By late evening Aug. 28/early morning Aug. 29, the storm struck our state, and eventually the River Parishes, producing widespread tornado outbreaks across the the country before dissipating Sept. 1.

Those previous 65 words might be all that is remembered from the rest of the country, but they fall well short of telling the story of this region.

By Thursday, Aug. 30, 2012, 19,000 residents in St. John the Baptist Parish were still without power, and water was cut off to all of LaPlace.

Endless rain made things unbearable, and extended periods of high wind raised water in Lake Pontchartrain and flooded neighborhoods north of Airline Highway.

The National Guard set up transport stations at New Wine Christian Fellowship and in the parking lot of Home Depot in LaPlace to get impacted residents to shelters in Alexandria, Baton Rouge and beyond.

This was survival, something that would change lives forever.

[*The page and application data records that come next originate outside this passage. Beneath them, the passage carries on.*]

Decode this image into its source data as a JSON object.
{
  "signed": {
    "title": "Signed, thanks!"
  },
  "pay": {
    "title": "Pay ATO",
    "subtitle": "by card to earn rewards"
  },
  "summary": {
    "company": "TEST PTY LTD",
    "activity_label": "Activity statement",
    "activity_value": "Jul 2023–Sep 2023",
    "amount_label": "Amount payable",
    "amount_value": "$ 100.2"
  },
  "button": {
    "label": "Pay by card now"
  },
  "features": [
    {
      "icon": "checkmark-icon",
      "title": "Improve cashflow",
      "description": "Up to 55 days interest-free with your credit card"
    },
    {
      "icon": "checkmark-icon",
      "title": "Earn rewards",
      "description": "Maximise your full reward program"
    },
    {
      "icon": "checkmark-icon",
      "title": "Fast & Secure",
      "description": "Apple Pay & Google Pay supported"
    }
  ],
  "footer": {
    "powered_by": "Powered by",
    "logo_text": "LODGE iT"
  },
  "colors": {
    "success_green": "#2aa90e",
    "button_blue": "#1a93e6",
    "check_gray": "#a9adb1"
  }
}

At the time, Alan Marse, a resident of Central Avenue in Reserve, spoke for many River Region residents who found themselves battling water.

“It was a total surprise,” Marse said two years ago. “I’ve been living (in this house) since ’93, and normally we never lose power.”

Dixie Ramirez, a resident of Oak Tree Street in LaPlace, told L’OBSERVATEUR two years ago: “I’ve been in my house 32 years and have never had water on my street, much less in my house.”

Those memories are never forgotten.

When St. John Sheriff Mike Tregre reflected on the storm this week and its lasting impact, he spoke of what will never go away.

“Hurricane Isaac left me with a permanent, invisible scar,” he said. “Every year as Aug. 29 approaches, the vivid images return like a bad dream. Now I find myself watching the weather more than ever before.”

He is not alone. It’s what many tied to this region feel.

Community Bank branch manager Melanie R. Basile said she remembers the fear and also worries if her children will trust her when she next says “everything will be OK,” because that statement was followed by intense flooding and damage two years ago.

Hurricane Isaac will never be a footnote in this region.

Aug. 29, 2012, is now a guidepost, marking the way things were before and how things are after.

The story of Hurricane Isaac could ultimately be written about how this region and its residents never gave up, bouncing back through strength and perseverance.

New Wine Christian Fellowship Pastor Neil Bernard said he is thankful that the people of St. John Parish were willing to put aside their differences “to help our community rebuild from one of the worst disasters we ever faced.”

LaPlace attorney Jeff Perilloux, whose home flooded in the storm, brings up the word “blessed” when thinking about the storm, reminding himself the water could have been higher, many lives could have been lost and no one could have helped.

Two years ago today, this region was under water. Today, to what heights we rebuild, is up to us and nowhere near finished.

The story is still being written.

Stephen Hemelt is general manager and editor of L’OBSERVATEUR. He can be reached at 985-652-9545 or stephen.hemelt@lobservateur.com.